According to the Centers for Disease Control and Prevention, another 50,000 women each year have unexpected labor and delivery outcomes with serious short- or long-term health consequences.
“Every pregnancy-related death is tragic, especially because two in three of them are preventable,” the CDC said as the nation observes Black Maternal Health Week through April 17.
She said she was almost one of them.
“I’ve suffered every injury imaginable, and I know my body,” Williams writes in the deeply personal essay, later adding: “Giving birth to my baby, it turned out, was a test for how loud and how often I would have to call out before I was finally heard.”
As Williams recounts, she had a “wonderful pregnancy” with her first child, Alexis Olympia, and even her epidural-free delivery was going well—at first.
“By the next morning, the contractions were coming harder and faster. With each one, my baby’s heart rate plummeted. I was scared,” the 23-time Grand Slam winner wrote.
“Every time the baby’s heart rate dropped, the nurses would come in and tell me to turn onto my side. The baby’s heart rate would go back up, and everything seemed fine. Then, I’d have another contraction, and baby’s heart rate would drop again, but I’d turn over, and the rate would go back up, and so on and so forth.”
The CDC noted significant disparities in the birthing experience of Black women in its most recent report.
The agency noted that Black women are three times more likely to die from a pregnancy-related cause than white women.
The agency said multiple factors contribute to these disparities, such as variation in quality healthcare, underlying chronic conditions, structural racism, and implicit bias.
The CDC added that social determinants of health prevent many people from racial and ethnic minority groups from having fair economic, physical, and emotional health opportunities.
After an emergency C-section, Williams gave birth to her daughter, Alexis.
Afterward, she said she had to fight for her life.
Already classified as a high risk for blood clots, Williams inquired whether she should receive heparin, a blood thinner.
“The response was, ‘Well, we don’t really know if that’s what you need to be on right now,’” Williams wrote.
“No one was really listening to what I was saying.”
Despite excruciating pain, Williams continued to speak out to her health care providers.
At one point, she felt paralyzed.
“I couldn’t move at all,” she recounted.
Aching and coughing to the point where her C-section stitches burst, Williams complained that she couldn’t breathe.
Four surgeries later, doctors discovered a blood clot in one of her arteries, a hematoma in her abdomen, and other clots.
She said the nurse she had previously spoken with told her that the medicine was making her crazy. Had she gone along with the nurse’s assertions, Williams could have died.

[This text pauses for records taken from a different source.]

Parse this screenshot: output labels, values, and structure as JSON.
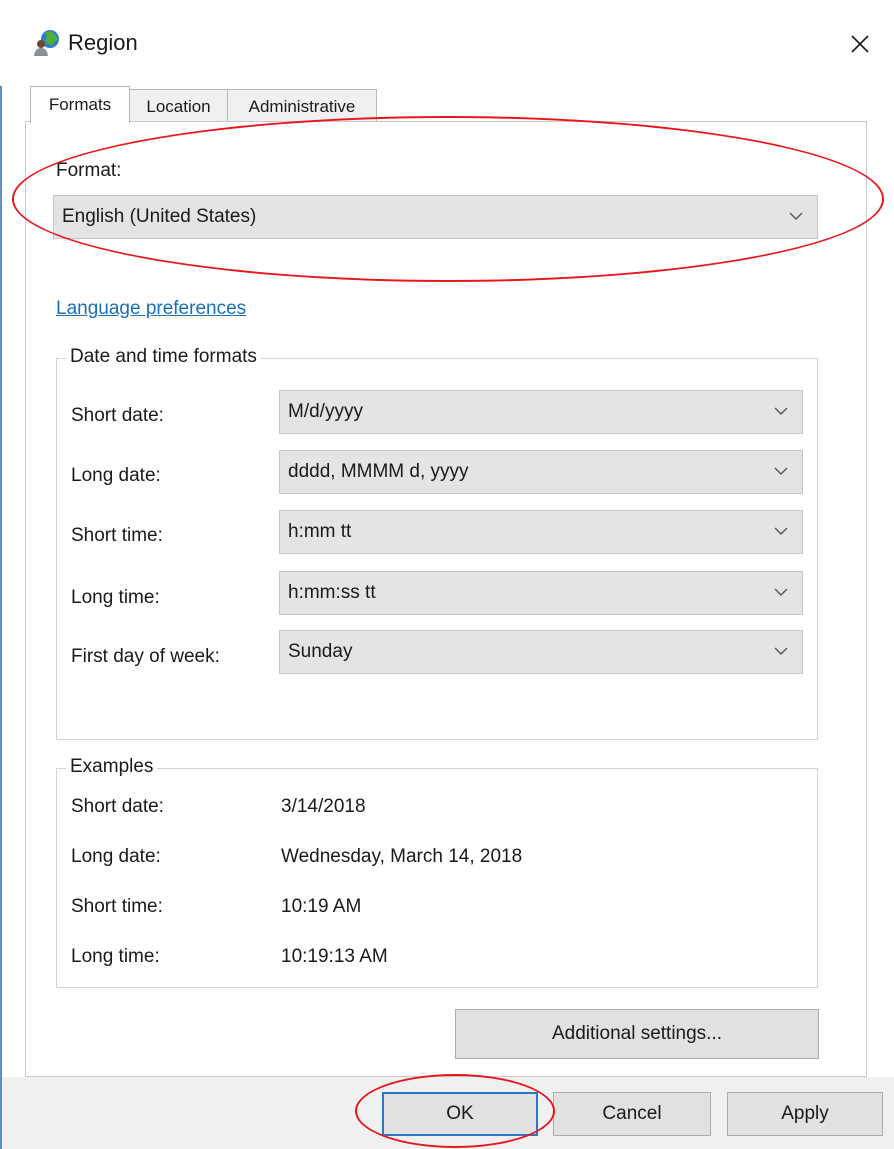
{
  "window": {
    "title": "Region",
    "icon": "globe-user-icon",
    "close_icon": "close-icon"
  },
  "tabs": [
    {
      "label": "Formats",
      "active": true
    },
    {
      "label": "Location",
      "active": false
    },
    {
      "label": "Administrative",
      "active": false
    }
  ],
  "format": {
    "label": "Format:",
    "value": "English (United States)"
  },
  "language_link": "Language preferences",
  "date_time": {
    "title": "Date and time formats",
    "rows": [
      {
        "label": "Short date:",
        "value": "M/d/yyyy"
      },
      {
        "label": "Long date:",
        "value": "dddd, MMMM d, yyyy"
      },
      {
        "label": "Short time:",
        "value": "h:mm tt"
      },
      {
        "label": "Long time:",
        "value": "h:mm:ss tt"
      },
      {
        "label": "First day of week:",
        "value": "Sunday"
      }
    ]
  },
  "examples": {
    "title": "Examples",
    "rows": [
      {
        "label": "Short date:",
        "value": "3/14/2018"
      },
      {
        "label": "Long date:",
        "value": "Wednesday, March 14, 2018"
      },
      {
        "label": "Short time:",
        "value": "10:19 AM"
      },
      {
        "label": "Long time:",
        "value": "10:19:13 AM"
      }
    ]
  },
  "buttons": {
    "additional": "Additional settings...",
    "ok": "OK",
    "cancel": "Cancel",
    "apply": "Apply"
  },
  "colors": {
    "annotation": "#e8161b",
    "link": "#1a6fb3",
    "default_button_border": "#2b78c8"
  }
}
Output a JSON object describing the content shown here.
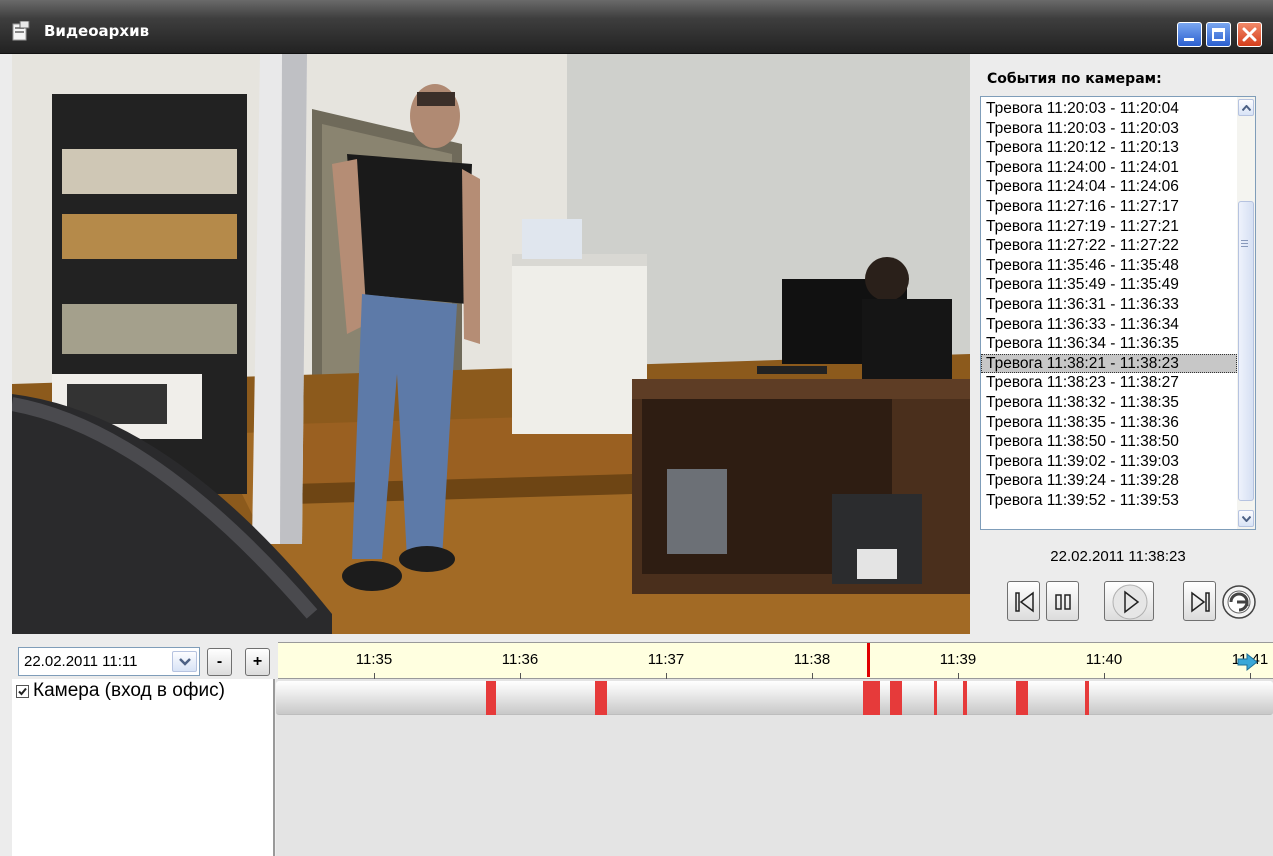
{
  "window": {
    "title": "Видеоархив",
    "accent_color": "#2b5fd0",
    "close_color": "#d43d1b"
  },
  "events_panel": {
    "title": "События по камерам:",
    "items": [
      "Тревога 11:20:03 - 11:20:04",
      "Тревога 11:20:03 - 11:20:03",
      "Тревога 11:20:12 - 11:20:13",
      "Тревога 11:24:00 - 11:24:01",
      "Тревога 11:24:04 - 11:24:06",
      "Тревога 11:27:16 - 11:27:17",
      "Тревога 11:27:19 - 11:27:21",
      "Тревога 11:27:22 - 11:27:22",
      "Тревога 11:35:46 - 11:35:48",
      "Тревога 11:35:49 - 11:35:49",
      "Тревога 11:36:31 - 11:36:33",
      "Тревога 11:36:33 - 11:36:34",
      "Тревога 11:36:34 - 11:36:35",
      "Тревога 11:38:21 - 11:38:23",
      "Тревога 11:38:23 - 11:38:27",
      "Тревога 11:38:32 - 11:38:35",
      "Тревога 11:38:35 - 11:38:36",
      "Тревога 11:38:50 - 11:38:50",
      "Тревога 11:39:02 - 11:39:03",
      "Тревога 11:39:24 - 11:39:28",
      "Тревога 11:39:52 - 11:39:53"
    ],
    "selected_index": 13
  },
  "playback": {
    "current_time": "22.02.2011 11:38:23",
    "buttons": [
      "first-frame",
      "pause",
      "play",
      "last-frame",
      "loop"
    ]
  },
  "timeline": {
    "date_value": "22.02.2011 11:11",
    "zoom_out_label": "-",
    "zoom_in_label": "+",
    "ticks": [
      "11:35",
      "11:36",
      "11:37",
      "11:38",
      "11:39",
      "11:40",
      "11:41"
    ],
    "cursor_time": "11:38:23",
    "event_color": "#e63a3a",
    "ruler_color": "#ffffe0"
  },
  "camera": {
    "checked": true,
    "label": "Камера (вход в офис)"
  }
}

“Being heard and appropriately treated was the difference between life or death for me,” Williams asserted. “I know those statistics would be different if the medical establishment listened to every Black woman’s experience.”